Still, the game raised cause for concern. The Crimson had trouble on the boards for the second time in as many games. Undersized, less athletic MIT and Holy Cross squads have outrebounded Harvard 26-23 and 25-22, respectively (with an offensive rebounding percentage of almost 50 for the Crusaders last night). It seemed, , that the Crimson had position in the post for much of the night but the Crusaders simply outworked their opponents for 50-50 rebounds or else Harvard had trouble securing the ball. Turnovers, too, signaled carelessness on the Crimson’s part. Saunders, Keith Wright, and Kyle Casey coughed up possessions three, four, and five times apiece. In total, Harvard tallied 15 turnovers against just 12 assists.
The major positive development for the Crimson was its ability to get to the free throw line. Harvard asserted itself in the post offensively, and Holy Cross’s top three forwards—Dave Dudzinski, Phil Beans, and Taylor Apt—fouled out in the second half thanks to the yeoman’s work of Wright and Casey, who chipped in a casual 15 and 16 points. The payoff of this aggressiveness was 25 free throw attempts (compared to just 12 for the Crusaders), of which Harvard knocked down 18.

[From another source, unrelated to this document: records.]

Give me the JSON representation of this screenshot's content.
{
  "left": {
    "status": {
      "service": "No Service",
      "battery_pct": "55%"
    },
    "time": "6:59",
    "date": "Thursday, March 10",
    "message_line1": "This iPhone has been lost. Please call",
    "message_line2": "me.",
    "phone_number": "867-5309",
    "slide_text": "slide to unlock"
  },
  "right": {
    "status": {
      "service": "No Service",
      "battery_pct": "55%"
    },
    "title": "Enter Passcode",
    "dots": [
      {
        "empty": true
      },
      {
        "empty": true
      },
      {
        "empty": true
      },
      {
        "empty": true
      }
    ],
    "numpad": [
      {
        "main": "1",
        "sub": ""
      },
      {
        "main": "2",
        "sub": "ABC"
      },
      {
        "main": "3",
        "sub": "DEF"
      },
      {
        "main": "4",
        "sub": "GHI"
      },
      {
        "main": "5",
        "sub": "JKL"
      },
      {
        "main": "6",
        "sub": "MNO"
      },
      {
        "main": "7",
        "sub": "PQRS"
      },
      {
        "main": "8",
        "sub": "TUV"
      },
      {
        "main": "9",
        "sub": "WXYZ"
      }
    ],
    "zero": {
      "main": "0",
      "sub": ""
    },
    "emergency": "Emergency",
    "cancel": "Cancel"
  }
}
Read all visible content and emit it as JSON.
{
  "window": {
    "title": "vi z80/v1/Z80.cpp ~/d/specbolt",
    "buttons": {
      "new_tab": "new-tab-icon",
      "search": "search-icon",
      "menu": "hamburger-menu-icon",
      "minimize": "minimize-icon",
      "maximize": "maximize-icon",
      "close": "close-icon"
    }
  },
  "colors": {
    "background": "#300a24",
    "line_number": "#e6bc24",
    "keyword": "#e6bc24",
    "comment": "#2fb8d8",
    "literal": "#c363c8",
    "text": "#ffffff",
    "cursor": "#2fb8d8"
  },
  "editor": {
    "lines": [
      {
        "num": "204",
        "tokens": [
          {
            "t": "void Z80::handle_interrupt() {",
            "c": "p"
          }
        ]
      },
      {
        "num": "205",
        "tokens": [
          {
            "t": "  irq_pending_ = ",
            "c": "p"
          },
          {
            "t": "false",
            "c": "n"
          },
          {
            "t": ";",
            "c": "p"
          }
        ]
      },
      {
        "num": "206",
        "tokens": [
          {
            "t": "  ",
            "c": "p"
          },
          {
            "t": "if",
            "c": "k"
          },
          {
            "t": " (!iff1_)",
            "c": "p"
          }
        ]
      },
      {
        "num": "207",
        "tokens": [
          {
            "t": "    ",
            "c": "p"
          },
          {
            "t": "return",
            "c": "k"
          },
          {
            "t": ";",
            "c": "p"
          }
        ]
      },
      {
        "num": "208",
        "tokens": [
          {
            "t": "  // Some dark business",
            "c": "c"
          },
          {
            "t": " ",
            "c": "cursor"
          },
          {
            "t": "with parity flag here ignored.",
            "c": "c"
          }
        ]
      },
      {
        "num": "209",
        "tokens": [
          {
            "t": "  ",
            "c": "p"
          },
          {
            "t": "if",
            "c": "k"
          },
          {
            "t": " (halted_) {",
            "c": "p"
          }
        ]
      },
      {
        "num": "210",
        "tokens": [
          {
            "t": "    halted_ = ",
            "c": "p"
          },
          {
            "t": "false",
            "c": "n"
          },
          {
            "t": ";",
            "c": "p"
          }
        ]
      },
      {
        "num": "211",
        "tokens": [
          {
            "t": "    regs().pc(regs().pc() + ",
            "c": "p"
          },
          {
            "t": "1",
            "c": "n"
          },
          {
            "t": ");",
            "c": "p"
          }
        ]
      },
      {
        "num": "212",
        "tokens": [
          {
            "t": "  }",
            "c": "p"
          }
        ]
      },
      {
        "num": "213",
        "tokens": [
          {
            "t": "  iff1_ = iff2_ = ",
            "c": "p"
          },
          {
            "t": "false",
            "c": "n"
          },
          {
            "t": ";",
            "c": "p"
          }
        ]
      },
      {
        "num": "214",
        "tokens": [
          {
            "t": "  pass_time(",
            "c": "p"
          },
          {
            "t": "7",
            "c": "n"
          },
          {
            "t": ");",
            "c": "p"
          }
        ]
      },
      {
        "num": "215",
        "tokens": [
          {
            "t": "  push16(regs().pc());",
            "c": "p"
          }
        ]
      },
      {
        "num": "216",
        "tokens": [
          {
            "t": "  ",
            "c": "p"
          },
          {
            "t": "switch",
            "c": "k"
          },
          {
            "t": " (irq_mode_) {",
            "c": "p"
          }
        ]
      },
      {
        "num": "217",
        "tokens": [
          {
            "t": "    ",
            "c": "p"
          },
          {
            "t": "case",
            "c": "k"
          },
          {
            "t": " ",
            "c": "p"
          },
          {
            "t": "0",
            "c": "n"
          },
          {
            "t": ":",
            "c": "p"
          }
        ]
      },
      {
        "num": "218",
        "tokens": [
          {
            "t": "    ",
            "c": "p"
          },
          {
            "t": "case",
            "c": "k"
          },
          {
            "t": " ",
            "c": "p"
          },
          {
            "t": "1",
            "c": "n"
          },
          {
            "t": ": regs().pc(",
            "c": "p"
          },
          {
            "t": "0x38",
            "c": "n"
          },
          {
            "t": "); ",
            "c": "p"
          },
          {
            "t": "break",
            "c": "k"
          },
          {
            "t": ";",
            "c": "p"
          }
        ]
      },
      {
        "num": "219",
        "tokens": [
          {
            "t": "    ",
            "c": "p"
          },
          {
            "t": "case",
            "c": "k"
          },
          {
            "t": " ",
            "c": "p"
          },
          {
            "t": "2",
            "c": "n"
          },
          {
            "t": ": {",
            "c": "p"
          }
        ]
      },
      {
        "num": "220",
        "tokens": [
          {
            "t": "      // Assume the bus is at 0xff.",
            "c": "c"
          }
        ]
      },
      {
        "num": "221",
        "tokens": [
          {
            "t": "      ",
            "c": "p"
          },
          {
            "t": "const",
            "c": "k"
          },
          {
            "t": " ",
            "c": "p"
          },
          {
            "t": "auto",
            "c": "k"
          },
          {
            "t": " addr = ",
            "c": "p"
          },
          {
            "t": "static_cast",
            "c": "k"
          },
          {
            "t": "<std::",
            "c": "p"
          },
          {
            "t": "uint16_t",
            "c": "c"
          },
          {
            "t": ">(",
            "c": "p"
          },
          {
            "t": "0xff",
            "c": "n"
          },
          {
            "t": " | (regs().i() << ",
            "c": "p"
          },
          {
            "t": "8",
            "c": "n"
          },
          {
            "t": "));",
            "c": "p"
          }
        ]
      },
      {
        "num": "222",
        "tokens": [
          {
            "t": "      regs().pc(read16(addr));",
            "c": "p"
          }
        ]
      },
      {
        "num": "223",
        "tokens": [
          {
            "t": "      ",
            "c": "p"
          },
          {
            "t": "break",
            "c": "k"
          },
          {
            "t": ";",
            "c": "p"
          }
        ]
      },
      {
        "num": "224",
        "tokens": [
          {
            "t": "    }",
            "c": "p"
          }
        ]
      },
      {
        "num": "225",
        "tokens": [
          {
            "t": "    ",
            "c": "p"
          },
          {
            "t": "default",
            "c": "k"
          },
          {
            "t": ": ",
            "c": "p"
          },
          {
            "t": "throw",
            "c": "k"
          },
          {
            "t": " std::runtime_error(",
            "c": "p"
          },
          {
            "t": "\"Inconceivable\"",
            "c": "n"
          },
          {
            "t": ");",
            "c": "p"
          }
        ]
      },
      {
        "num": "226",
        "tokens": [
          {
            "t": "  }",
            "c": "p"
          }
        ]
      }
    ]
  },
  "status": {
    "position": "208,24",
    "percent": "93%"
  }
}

Also encouraging was the progress of a pair of rookies. In the first half, Steve Mondou-Missi went three for three from the field for six points, including two of the final three buckets in the half to turn a six-point deficit into a 34-34 tie. Saunders gave the Crimson a big lift down the stretch, as he contributed a steal and three and-ones (though, to be fair, one foul call was dubious) in a two-minute stretch en route to scoring 10 second-half points. The depth that these two freshmen provide in the frontcourt is, already, a clear upgrade over last year’s combination of Andrew Van Nest and Jeff Georgatos (which begs the question of whether last year’s team would have pulled out this victory).
What’s evident from Tuesday night’s result is that Harvard has a long way to go. It’s still searching for a rhythm and quite vulnerable, as its schedule only grows more difficult. But the victory was also perversely satisfying. After all, the hallmark of a good team is playing poorly and still finding a way win.